Similar to the way Forrester defines the Customer Experience, the employee experience is how employees perceive their interactions with the company. From their candidate experience to their employment and eventually their continued relationship with the company as alumni – every interaction creates a perception of the company.
The employee experience is comprised of three main factors:
- Company culture
- Physical workspace
All of these factors need to be aligned to the ideal customer experience in order to be successful because employees’ behaviors and decisions are largely influenced by the priorities and values that are experienced internally.
For example, maybe a company’s value is to make it as easy as possible for customers to do business with you. This should be a mirrored experience internally as well:
The job application should be easy to submit The onboarding process should be streamlined and simple It should be easy to find the right documentation It should be easy for an employee to request time off.
“Employees come first. If you take care of your employees, they will take care of the clients.” – Richard Branson
It’s not enough to simply tell your employees about the employee experience. You need to show them. When they experience it first-hand, they will be more motivated to replicate that value to make your customers’ jobs easier too.
Over the past few years, B2C companies have started to align their employee experiences to their customer experiences and have seen notable results. According to a study by TheFutureOrganization published on SHRM, experiential organizations (those that scored highest on the employee experience in relation to culture, technology, and physical workspace) “have four times higher average profits, two times higher average revenues, 40 percent lower turnover, and 24 percent smaller headcount. Their stock prices also outperformed the S&P 500 and the Nasdaq.”
B2B companies can see similar results if they get ahead of the shift in competitive dynamics.
Where do we begin?

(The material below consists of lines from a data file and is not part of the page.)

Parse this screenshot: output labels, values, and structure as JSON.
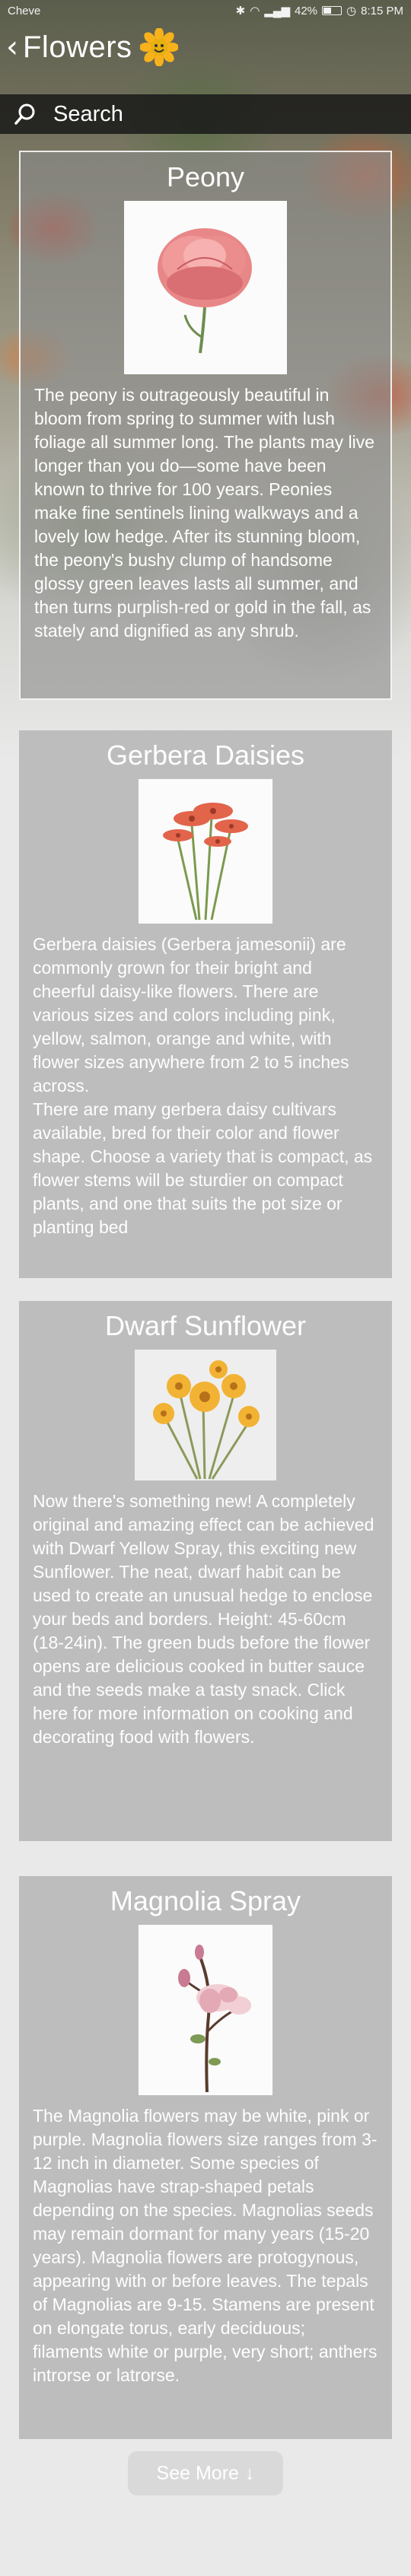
{
  "status": {
    "carrier": "Cheve",
    "battery": "42%",
    "time": "8:15 PM"
  },
  "header": {
    "title": "Flowers"
  },
  "search": {
    "label": "Search"
  },
  "cards": [
    {
      "title": "Peony",
      "text": "The peony is outrageously beautiful in bloom from spring to summer with lush foliage all summer long. The plants may live longer than you do—some have been known to thrive for 100 years. Peonies make fine sentinels lining walkways and a lovely low hedge. After its stunning bloom, the peony's bushy clump of handsome glossy green leaves lasts all summer, and then turns purplish-red or gold in the fall, as stately and dignified as any shrub."
    },
    {
      "title": "Gerbera Daisies",
      "text": "Gerbera daisies (Gerbera jamesonii) are commonly grown for their bright and cheerful daisy-like flowers. There are various sizes and colors including pink, yellow, salmon, orange and white, with flower sizes anywhere from 2 to 5 inches across.",
      "text2": "There are many gerbera daisy cultivars available, bred for their color and flower shape. Choose a variety that is compact, as flower stems will be sturdier on compact plants, and one that suits the pot size or planting bed"
    },
    {
      "title": "Dwarf Sunflower",
      "text": "Now there's something new! A completely original and amazing effect can be achieved with Dwarf Yellow Spray, this exciting new Sunflower. The neat, dwarf habit can be used to create an unusual hedge to enclose your beds and borders. Height: 45-60cm (18-24in). The green buds before the flower opens are delicious cooked in butter sauce and the seeds make a tasty snack. Click here for more information on cooking and decorating food with flowers."
    },
    {
      "title": "Magnolia Spray",
      "text": "The Magnolia flowers may be white, pink or purple. Magnolia flowers size ranges from 3-12 inch in diameter. Some species of Magnolias have strap-shaped petals depending on the species. Magnolias seeds may remain dormant for many years (15-20 years). Magnolia flowers are protogynous, appearing with or before leaves. The tepals of Magnolias are 9-15. Stamens are present on elongate torus, early deciduous; filaments white or purple, very short; anthers introrse or latrorse."
    }
  ],
  "footer": {
    "see_more": "See More"
  }
}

Analyze the data and any feedback that you have from your customers to gain a deep understanding of your customers’ interactions with your brand, their preferences, habits, and pain points. With that data in mind, map out your ideal customer experience including every aspect of the customer journey. Start with the major interactions that the customer has with your brand during the customer journey.
From there, make sure your company’s internal values are aligned with the ideal customer experience. For example, if your ideal CX includes a quick checkout, timely responses from customer service, and fast shipping, then you better have a company value related to speed! Or if your ideal experience makes the customer feel important, then your values should include something about putting your customer on a pedestal.
Now it’s time to evaluate your employee experience. Your employee experience should be closely aligned to your customer experience. In most cases, this requires the leadership team to communicate updated priorities, modify processes and policies, adapt the overall culture, and create exceptional employee experiences that mirror the ideal CX. In the second example above (putting your customer on a pedestal), the company culture should make every employee feel like a top priority and know that they’re valued. This should start in the interview process with a high level of attention to the candidate and continue throughout their employment.
Give your employees the opportunity to experience your brand as a customer. Amazon does this by requiring every employee of every level to spend two days every two years in the customer service role responding to customers. This gives everyone a “front-lines” view of the customer to bring back to their teams and drive more customer-centric decisions.
Measure your employee experience and customer experience. Share the results transparently and continue raising the bar to create better experiences over time.
Finally, empower your employees with the information and tools to exceed customer expectations. With a deep understanding of the ideal CX, employees can take the autonomy to go above and beyond to deliver exceptional experiences.
Wondering how else you can improve your customer experience? Join this webinar to learn how you can better scale reacting to customer demands.